**Data records for software interfaces:**
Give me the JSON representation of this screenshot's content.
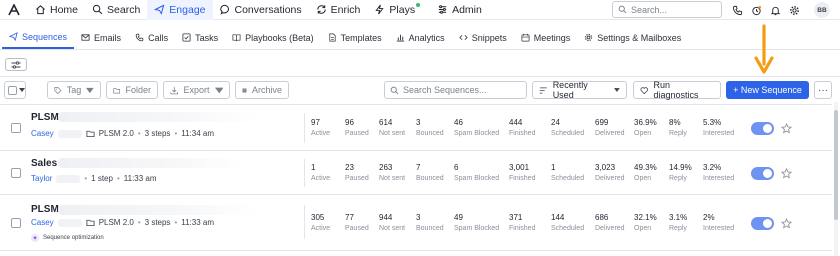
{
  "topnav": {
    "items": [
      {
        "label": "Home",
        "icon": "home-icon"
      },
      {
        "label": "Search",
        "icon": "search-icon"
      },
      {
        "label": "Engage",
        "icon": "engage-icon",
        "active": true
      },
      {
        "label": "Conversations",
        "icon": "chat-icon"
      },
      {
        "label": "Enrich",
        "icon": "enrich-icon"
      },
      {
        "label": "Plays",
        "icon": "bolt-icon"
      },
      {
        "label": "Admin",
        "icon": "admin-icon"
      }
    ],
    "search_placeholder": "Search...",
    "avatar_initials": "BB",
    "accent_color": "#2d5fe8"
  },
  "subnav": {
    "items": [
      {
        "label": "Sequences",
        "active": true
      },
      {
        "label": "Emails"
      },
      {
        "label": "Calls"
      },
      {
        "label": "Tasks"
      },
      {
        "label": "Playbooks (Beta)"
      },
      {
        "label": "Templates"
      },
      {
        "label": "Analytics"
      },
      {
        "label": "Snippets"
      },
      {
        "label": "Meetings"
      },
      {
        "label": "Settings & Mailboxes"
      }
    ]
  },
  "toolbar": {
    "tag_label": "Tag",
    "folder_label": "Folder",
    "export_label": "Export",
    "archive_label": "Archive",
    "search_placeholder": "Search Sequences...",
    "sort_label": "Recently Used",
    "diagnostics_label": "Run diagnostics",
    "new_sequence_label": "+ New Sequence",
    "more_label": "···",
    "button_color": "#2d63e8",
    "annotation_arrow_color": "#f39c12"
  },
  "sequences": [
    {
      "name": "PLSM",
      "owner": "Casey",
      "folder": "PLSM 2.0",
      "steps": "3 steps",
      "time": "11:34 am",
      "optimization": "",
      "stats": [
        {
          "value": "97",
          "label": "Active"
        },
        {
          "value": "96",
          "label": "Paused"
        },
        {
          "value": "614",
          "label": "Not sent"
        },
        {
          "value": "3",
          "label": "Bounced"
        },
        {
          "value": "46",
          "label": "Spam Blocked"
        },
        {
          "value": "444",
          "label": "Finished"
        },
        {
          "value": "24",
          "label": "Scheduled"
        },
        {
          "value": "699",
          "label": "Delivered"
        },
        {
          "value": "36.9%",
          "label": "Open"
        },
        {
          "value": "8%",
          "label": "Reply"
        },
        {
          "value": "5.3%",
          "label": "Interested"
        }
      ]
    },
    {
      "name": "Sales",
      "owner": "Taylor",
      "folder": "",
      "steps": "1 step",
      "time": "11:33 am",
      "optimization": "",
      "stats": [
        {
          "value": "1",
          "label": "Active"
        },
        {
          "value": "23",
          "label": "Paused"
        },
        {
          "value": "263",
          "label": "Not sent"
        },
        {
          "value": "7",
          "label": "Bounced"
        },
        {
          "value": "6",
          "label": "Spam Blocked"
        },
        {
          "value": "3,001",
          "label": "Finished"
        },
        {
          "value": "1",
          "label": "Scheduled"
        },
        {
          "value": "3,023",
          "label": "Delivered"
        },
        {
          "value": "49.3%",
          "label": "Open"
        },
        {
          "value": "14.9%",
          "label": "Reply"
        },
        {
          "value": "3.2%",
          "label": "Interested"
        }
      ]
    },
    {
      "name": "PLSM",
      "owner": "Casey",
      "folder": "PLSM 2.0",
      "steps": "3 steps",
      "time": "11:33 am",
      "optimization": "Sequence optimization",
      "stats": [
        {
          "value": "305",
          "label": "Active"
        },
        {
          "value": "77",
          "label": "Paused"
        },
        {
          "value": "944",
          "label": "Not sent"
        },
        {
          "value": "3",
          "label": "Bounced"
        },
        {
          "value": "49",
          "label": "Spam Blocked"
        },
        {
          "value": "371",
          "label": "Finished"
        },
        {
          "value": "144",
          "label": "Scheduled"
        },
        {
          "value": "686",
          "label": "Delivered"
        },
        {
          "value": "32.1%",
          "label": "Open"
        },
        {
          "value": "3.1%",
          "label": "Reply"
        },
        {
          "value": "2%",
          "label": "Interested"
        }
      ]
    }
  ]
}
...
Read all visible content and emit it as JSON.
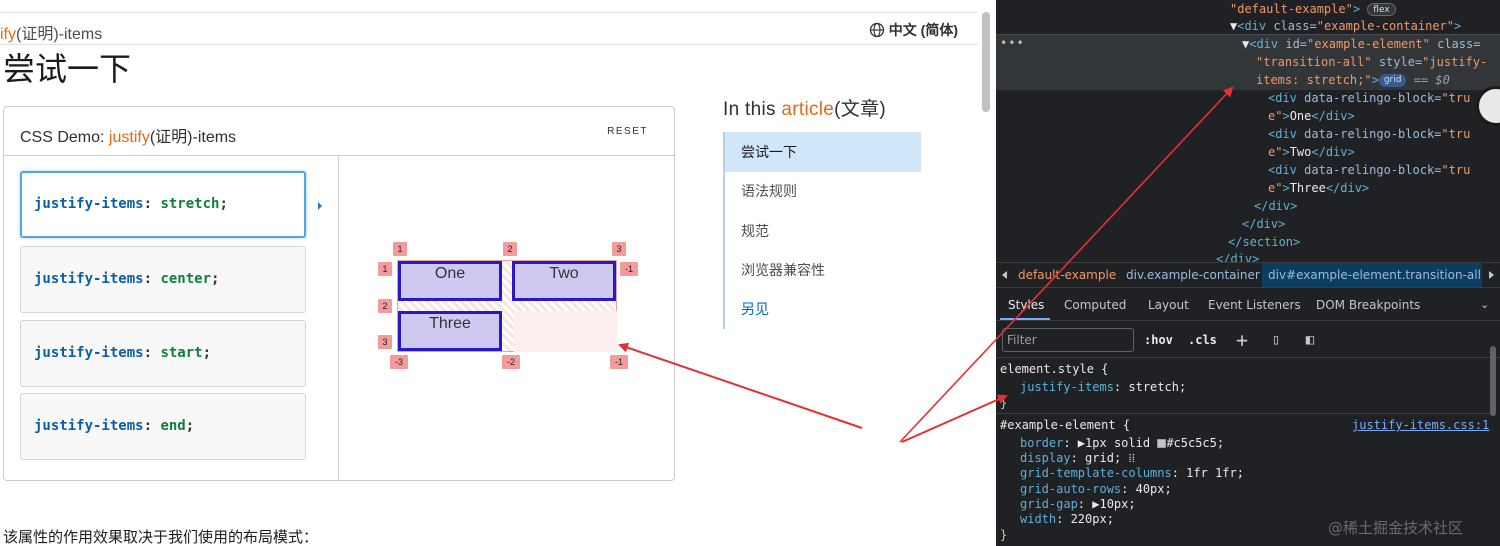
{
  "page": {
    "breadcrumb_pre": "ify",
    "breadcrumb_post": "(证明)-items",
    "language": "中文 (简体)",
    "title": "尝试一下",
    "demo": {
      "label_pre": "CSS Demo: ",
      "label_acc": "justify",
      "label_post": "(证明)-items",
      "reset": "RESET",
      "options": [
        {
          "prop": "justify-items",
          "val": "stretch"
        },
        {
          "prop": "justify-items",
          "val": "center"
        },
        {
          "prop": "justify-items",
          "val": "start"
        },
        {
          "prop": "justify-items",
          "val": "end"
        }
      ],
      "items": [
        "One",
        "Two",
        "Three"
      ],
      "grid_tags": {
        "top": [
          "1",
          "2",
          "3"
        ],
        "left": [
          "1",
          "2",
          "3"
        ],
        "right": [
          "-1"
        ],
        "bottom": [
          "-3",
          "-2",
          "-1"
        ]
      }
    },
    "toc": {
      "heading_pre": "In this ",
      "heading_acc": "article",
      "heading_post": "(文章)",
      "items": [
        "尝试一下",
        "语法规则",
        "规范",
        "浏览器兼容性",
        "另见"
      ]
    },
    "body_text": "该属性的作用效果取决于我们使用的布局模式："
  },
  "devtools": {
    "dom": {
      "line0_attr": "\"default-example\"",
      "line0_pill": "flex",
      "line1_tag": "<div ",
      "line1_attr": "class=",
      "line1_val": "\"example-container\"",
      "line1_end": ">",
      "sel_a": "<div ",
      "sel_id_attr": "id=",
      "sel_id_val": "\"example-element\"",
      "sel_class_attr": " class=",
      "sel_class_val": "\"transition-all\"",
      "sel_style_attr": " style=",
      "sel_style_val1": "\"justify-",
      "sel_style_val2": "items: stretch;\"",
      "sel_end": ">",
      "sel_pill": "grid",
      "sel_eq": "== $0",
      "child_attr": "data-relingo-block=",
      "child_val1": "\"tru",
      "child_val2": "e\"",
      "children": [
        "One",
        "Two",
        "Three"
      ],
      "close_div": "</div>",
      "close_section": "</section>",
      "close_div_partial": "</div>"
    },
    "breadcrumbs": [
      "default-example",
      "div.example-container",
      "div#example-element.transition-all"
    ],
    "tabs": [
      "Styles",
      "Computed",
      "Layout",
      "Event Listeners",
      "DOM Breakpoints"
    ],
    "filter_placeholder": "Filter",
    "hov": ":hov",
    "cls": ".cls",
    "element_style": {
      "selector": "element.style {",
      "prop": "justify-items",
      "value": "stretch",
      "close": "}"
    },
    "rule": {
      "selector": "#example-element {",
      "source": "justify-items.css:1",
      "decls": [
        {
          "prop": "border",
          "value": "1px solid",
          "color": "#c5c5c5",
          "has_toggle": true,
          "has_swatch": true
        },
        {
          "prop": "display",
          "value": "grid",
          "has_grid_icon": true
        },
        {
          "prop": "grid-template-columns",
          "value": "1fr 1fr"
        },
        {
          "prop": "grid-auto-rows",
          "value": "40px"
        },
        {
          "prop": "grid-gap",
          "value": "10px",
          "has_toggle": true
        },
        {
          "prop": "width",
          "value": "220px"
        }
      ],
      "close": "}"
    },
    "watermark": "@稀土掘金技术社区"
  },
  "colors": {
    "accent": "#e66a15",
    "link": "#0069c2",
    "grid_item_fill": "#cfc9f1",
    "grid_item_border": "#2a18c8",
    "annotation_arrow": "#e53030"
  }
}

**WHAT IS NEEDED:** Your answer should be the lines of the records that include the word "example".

**THE COMPLETED TASK:**
      "line0_attr": "\"default-example\"",
      "line1_val": "\"example-container\"",
      "sel_id_val": "\"example-element\"",
      "default-example",
      "div.example-container",
      "div#example-element.transition-all"
      "selector": "#example-element {",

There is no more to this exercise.